Items from a data source:
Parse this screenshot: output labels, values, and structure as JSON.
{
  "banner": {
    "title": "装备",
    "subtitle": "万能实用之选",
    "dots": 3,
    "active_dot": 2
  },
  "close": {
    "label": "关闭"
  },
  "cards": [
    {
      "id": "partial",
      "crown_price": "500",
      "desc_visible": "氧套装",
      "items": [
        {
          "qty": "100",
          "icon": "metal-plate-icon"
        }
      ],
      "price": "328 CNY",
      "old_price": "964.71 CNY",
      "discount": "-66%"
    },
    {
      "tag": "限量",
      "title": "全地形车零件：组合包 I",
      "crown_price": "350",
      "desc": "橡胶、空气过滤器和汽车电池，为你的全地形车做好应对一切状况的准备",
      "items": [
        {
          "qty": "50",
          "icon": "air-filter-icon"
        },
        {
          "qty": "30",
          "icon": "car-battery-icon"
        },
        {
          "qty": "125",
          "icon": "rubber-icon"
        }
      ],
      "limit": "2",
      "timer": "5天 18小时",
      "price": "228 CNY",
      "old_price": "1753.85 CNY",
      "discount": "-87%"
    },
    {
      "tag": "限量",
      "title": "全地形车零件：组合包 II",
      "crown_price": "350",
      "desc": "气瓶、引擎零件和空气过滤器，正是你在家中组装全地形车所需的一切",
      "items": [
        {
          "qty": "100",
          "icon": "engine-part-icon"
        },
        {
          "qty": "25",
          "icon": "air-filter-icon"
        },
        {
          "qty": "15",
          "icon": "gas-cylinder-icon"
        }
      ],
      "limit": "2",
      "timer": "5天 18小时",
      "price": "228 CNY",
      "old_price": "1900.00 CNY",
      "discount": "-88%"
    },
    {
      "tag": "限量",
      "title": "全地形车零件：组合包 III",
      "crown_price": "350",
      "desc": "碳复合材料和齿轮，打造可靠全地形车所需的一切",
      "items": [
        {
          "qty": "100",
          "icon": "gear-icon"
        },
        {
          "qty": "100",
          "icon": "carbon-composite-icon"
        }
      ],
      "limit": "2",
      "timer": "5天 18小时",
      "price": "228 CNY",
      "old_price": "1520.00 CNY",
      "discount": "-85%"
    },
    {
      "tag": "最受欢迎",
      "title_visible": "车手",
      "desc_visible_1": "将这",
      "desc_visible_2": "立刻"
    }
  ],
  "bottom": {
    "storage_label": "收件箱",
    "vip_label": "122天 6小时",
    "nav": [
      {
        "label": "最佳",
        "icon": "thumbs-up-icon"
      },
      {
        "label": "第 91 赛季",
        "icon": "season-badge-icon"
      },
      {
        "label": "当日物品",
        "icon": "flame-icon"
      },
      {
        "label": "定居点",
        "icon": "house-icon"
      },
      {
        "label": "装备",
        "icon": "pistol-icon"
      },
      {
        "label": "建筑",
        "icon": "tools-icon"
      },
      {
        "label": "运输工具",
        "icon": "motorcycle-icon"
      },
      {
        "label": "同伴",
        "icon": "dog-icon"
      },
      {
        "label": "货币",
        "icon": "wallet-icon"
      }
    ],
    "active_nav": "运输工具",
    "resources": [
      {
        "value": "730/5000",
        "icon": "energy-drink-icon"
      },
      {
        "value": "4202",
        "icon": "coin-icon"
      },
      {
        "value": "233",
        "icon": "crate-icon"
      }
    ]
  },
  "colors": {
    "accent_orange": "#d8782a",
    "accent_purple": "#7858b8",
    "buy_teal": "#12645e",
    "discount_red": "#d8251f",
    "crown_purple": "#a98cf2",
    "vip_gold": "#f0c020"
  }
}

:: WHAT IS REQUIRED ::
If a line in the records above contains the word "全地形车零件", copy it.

:: YOUR RESPONSE ::
      "title": "全地形车零件：组合包 I",
      "title": "全地形车零件：组合包 II",
      "title": "全地形车零件：组合包 III",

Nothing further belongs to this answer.